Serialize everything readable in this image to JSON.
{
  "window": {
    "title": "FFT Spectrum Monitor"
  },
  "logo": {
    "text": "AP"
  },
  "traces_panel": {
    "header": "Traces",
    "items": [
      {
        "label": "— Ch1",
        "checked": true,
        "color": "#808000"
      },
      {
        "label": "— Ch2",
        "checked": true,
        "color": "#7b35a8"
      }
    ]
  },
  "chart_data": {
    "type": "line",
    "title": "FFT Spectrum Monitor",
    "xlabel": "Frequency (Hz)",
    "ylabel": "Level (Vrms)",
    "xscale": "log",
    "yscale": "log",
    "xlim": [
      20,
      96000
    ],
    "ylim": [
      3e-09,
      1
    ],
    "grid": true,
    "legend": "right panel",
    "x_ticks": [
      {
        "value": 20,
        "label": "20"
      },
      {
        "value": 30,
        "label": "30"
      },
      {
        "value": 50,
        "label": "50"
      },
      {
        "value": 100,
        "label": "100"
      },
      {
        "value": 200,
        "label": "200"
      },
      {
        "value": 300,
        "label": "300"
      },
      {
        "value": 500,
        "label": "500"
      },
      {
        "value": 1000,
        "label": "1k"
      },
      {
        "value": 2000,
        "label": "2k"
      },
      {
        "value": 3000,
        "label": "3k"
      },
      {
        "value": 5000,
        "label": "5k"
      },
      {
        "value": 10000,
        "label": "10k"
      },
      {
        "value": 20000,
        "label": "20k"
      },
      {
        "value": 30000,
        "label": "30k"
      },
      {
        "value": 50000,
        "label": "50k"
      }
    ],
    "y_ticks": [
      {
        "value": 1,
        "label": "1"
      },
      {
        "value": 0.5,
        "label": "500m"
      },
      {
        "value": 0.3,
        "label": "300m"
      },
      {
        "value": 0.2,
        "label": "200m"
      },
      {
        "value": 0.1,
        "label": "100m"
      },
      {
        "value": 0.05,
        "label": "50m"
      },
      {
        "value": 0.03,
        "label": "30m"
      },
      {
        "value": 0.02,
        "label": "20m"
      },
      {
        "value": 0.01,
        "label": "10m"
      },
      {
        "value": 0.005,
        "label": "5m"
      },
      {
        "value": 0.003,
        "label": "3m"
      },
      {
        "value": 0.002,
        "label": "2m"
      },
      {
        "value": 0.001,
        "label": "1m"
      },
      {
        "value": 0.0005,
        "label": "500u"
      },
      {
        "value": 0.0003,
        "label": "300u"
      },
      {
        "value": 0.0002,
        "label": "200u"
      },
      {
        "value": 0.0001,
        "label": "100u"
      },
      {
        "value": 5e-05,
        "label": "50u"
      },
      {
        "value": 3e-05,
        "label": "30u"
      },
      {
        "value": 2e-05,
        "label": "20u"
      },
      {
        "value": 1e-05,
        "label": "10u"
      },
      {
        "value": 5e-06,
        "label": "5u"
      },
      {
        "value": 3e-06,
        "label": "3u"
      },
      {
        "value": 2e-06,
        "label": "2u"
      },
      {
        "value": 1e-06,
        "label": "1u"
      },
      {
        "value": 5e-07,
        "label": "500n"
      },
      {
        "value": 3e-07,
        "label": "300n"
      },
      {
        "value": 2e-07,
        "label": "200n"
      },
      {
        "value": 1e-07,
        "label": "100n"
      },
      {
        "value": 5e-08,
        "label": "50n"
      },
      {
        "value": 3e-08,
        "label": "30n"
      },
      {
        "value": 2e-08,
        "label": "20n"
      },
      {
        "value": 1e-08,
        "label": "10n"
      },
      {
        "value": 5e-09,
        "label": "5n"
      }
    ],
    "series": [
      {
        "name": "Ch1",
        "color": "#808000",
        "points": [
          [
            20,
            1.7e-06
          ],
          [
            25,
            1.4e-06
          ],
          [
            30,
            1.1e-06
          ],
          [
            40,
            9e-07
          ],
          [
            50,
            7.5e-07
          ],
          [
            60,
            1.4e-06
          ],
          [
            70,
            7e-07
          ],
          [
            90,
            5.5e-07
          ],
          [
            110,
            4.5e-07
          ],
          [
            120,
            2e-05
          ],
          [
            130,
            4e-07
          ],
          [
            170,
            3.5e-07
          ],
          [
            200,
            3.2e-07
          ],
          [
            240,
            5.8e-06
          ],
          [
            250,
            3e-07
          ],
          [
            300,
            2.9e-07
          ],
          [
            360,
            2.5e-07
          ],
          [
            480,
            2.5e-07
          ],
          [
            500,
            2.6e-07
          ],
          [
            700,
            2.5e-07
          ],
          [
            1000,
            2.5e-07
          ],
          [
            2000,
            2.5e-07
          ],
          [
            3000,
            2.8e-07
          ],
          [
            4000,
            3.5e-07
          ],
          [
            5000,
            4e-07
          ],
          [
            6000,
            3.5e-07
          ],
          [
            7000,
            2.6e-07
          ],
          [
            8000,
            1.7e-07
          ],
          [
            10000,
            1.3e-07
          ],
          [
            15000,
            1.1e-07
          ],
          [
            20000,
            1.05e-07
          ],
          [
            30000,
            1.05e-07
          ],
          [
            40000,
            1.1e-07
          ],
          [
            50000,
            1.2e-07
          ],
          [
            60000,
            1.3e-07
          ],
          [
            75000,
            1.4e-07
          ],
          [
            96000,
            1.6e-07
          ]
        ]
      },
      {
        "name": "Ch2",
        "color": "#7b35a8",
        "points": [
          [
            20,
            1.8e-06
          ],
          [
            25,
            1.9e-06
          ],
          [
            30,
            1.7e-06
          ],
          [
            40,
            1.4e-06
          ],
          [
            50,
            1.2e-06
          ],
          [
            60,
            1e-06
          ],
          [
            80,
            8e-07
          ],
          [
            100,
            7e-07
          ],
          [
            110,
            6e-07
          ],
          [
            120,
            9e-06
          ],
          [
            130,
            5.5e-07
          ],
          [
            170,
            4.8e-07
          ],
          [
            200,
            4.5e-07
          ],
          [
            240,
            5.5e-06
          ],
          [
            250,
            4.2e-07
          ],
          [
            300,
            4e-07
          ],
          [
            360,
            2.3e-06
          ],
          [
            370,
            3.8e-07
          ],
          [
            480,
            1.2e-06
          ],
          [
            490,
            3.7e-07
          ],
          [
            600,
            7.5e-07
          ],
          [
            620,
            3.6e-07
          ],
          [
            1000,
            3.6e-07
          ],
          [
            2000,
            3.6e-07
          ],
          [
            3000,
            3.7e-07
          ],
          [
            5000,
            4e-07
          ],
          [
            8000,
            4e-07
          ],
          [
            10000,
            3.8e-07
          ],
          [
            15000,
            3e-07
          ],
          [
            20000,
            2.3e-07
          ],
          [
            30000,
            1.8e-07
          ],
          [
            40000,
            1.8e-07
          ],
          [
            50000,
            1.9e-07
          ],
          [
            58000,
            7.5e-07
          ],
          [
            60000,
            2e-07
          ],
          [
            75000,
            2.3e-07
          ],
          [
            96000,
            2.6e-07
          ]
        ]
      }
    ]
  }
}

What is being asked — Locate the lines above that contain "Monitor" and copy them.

Answer area —
    "title": "FFT Spectrum Monitor"
    "title": "FFT Spectrum Monitor",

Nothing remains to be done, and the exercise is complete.